I’m giving a talk tomorrow at work at an event jointly hosted by Warwick Business School and WMG in our Lab. I am trying to calculate the value of the social media sector in a number of ways – just looking at the number of new businesses it has spawned is quite something. Lots of new business out of our social posts, tweets and activity – and companies still musing about ROI to their own activity. Beginning to think they should be paying us directly for all that new intelligence they are garnering. Hmmm.
Tag Archives: social media
It’s been a while. I am very grateful to a few people nudging away to get me back into writing. Even reading my own blogroll tells me a lot about how times have changed. I have been Professor of Digital Media and Innovation at WMG, University of Warwick for almost three years, albeit working part time. I’ll be blogging about my work and the digital media and innovation landscape from now on. But first the credits! First thanks to Daniel Bennett a PHD candidate at Kings College, London who asked me to review a chapter of his PHD thesis about War reporting and BBC Blogs. Second to Dr. Tim Jones, who asked me to step in a co-author a chapter in the forthcoming book “Growth Champions” to be published by John Wiley early in 2012. Third to the Berkman centre for Internet Studies whose blogpost round-ups keep me informed and excited by new work in this field all over the world. Why thanks? With time and money short there seem to be fewer and fewer people writing and blogging in depth with their thoughts. Facebook and Twitter have changed the day to day landscape of communications beyond the graphs of early analysis. So to review in depth work like a PHD chapter or two on the history of the BBC and Blogging or to contribute to a discussion about what makes certain companies excel in Innovation leadership forced me to step back from the everyday hurlyburly and think about the last five years , or 10 years or in the case on my chapter on Apple , 35 years! More of which to come in time.

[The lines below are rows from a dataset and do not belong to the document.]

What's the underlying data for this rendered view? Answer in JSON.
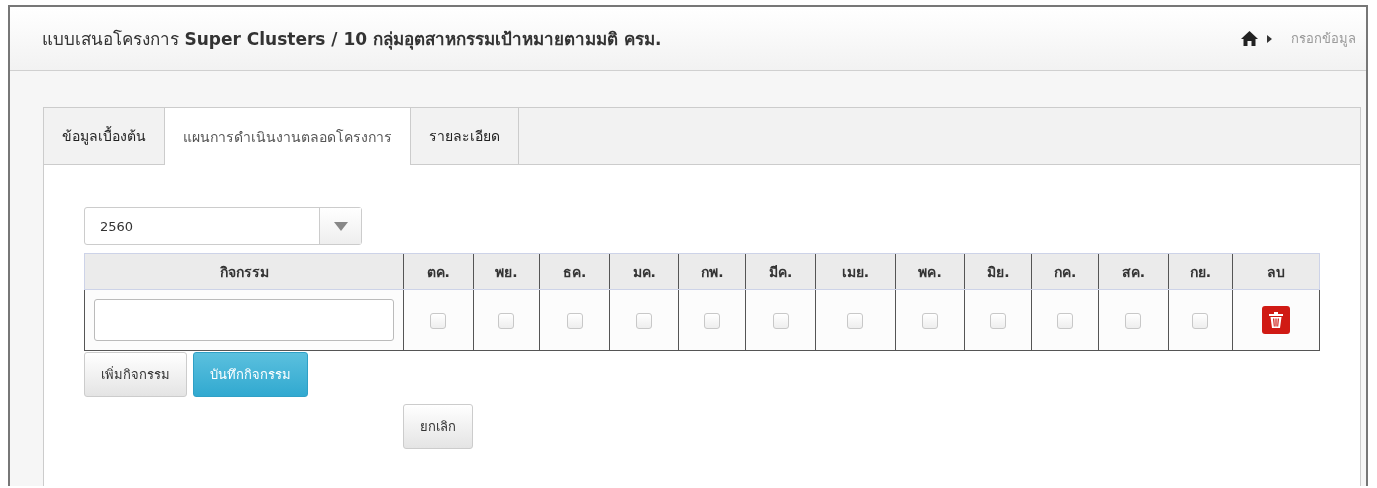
{
  "header": {
    "title": "แบบเสนอโครงการ **Super Clusters / 10 กลุ่มอุตสาหกรรมเป้าหมายตามมติ ครม.**",
    "breadcrumb": "กรอกข้อมูล"
  },
  "tabs": [
    {
      "label": "ข้อมูลเบื้องต้น",
      "selected": false
    },
    {
      "label": "แผนการดำเนินงานตลอดโครงการ",
      "selected": true
    },
    {
      "label": "รายละเอียด",
      "selected": false
    }
  ],
  "year_select": {
    "value": "2560"
  },
  "table": {
    "activity_header": "กิจกรรม",
    "months": [
      "ตค.",
      "พย.",
      "ธค.",
      "มค.",
      "กพ.",
      "มีค.",
      "เมย.",
      "พค.",
      "มิย.",
      "กค.",
      "สค.",
      "กย."
    ],
    "delete_header": "ลบ",
    "rows": [
      {
        "activity": "",
        "checks": [
          false,
          false,
          false,
          false,
          false,
          false,
          false,
          false,
          false,
          false,
          false,
          false
        ]
      }
    ]
  },
  "buttons": {
    "add": "เพิ่มกิจกรรม",
    "save": "บันทึกกิจกรรม",
    "cancel": "ยกเลิก"
  }
}
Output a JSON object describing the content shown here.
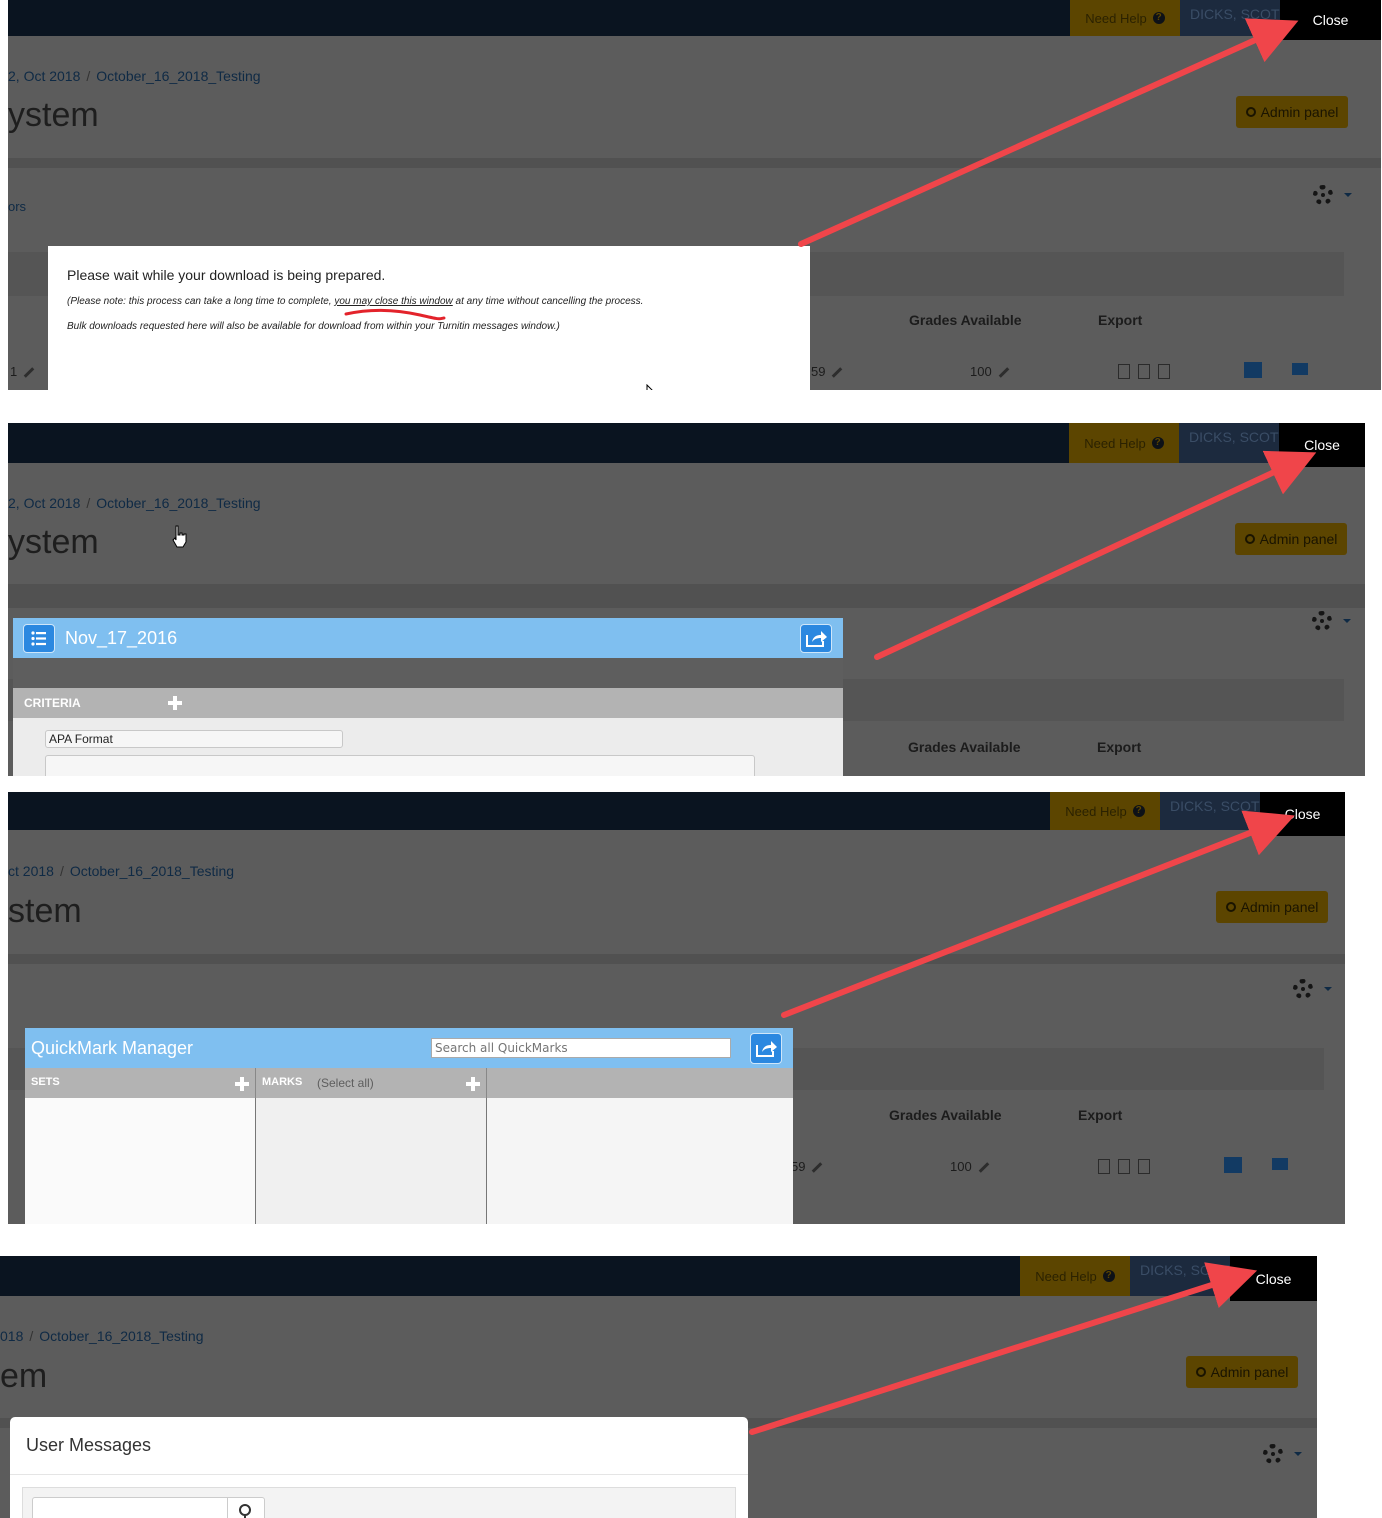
{
  "shared": {
    "need_help": "Need Help",
    "user_name": "DICKS, SCOTT",
    "close": "Close",
    "admin_panel": "Admin panel",
    "breadcrumb_last": "October_16_2018_Testing",
    "col_grades": "Grades Available",
    "col_export": "Export",
    "grades_value": "100",
    "partial_value": "59"
  },
  "panel1": {
    "crumb_first": "2, Oct 2018",
    "title": "ystem",
    "partial_link": "ors",
    "row_left": "1",
    "dialog": {
      "line1": "Please wait while your download is being prepared.",
      "line2_a": "(Please note: this process can take a long time to complete, ",
      "line2_b": "you may close this window",
      "line2_c": " at any time without cancelling the process.",
      "line3": "Bulk downloads requested here will also be available for download from within your Turnitin messages window.)"
    }
  },
  "panel2": {
    "crumb_first": "2, Oct 2018",
    "title": "ystem",
    "dialog_title": "Nov_17_2016",
    "criteria_label": "CRITERIA",
    "criteria_item": "APA Format"
  },
  "panel3": {
    "crumb_first": "ct 2018",
    "title": "stem",
    "dialog_title": "QuickMark Manager",
    "search_placeholder": "Search all QuickMarks",
    "sets_label": "SETS",
    "marks_label": "MARKS",
    "select_all": "(Select all)"
  },
  "panel4": {
    "crumb_first": "018",
    "title": "em",
    "dialog_title": "User Messages"
  },
  "colors": {
    "arrow": "#f0454a",
    "dialog_header_blue": "#7fbff0",
    "dim_background": "#5c5c5c"
  }
}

We’re trying out Yammer inside the BBC to create conversations outside of email. As we are always on the look out for better ways of communicating across collaborations inside and outside the BBC’s firewall and because we test a lot of tools opinion about which might be best for us is, of course divided even in our own community.
Researchers working on projects get two minutes to explain their work to their colleagues – some break the rules and run long, but most as well-behaved, and it’s possible to get the gist of most projects with just a few seconds of video, making it far easier to surf through than a huge document repository. (I assume they’re heavily tagged and annotated to make them highly searchable.) Using Yammer, 350 members of his (Carlos Domingo, who runs the R&D unit) team share ideas on a Twitter-like network that’s closed to the company, and encourages employees to share what they’re working on and what problems they could use help with.
Now that’s what I call useful. I may have to suggest it back at the ranch. I have always thought that learning to collaborate and communicate well inside the organisation (“everyone can speak to everyone ” should be one of the mantras of any creative company) made it a lot easier to go down the open innovation route.
Companies which were born as digital natives have less of an issue with this it seems. Google put their video conversations about their research online .- Google roundtable has Researchers and Engineers talking about their R&D and their Tech talks are there there too – on You Tube, of course. But they also post women@google talks and authors@google and musicians@google talks amongst other things.
Euan Semple at the BBC lead us down the path of more open communications when he introduced our internal wikis and blogs way back in 2002/03. I remember that as a complete breakthrough. Places where we could share documents and actually reveal what we were doing and perhaps even discuss that with peers around the organisation, it sounds like nothing now, but it was huge. That paved the way (another post for another day) for our external blogs (the project I Iead on the innovation side ) and staff blogs in 2005/06. By the way the guidelines for BBC staffers blogging were all written up internally and collaboratively on a wiki masterminded by Nick Reynolds (and now published externally too)
In the past you would have said the BBC really communicates what it is about to the public only via its programmes as well as via press releases, annual reports, consultations and complaints the historic tools of corporate communications.
But now many staff on official blogs and personal blogs offer additional insight into what is going on behind the scenes in terms of how we do our jobs, how the BBC works, how we make decisions and importantly who we are. That’s incredibly important for collaborations and partnerships of any kind – knowing who you are doing business with, or talking to and being able to talk to them creates a virtual circle of information leading to understanding and participation being able to be used effectively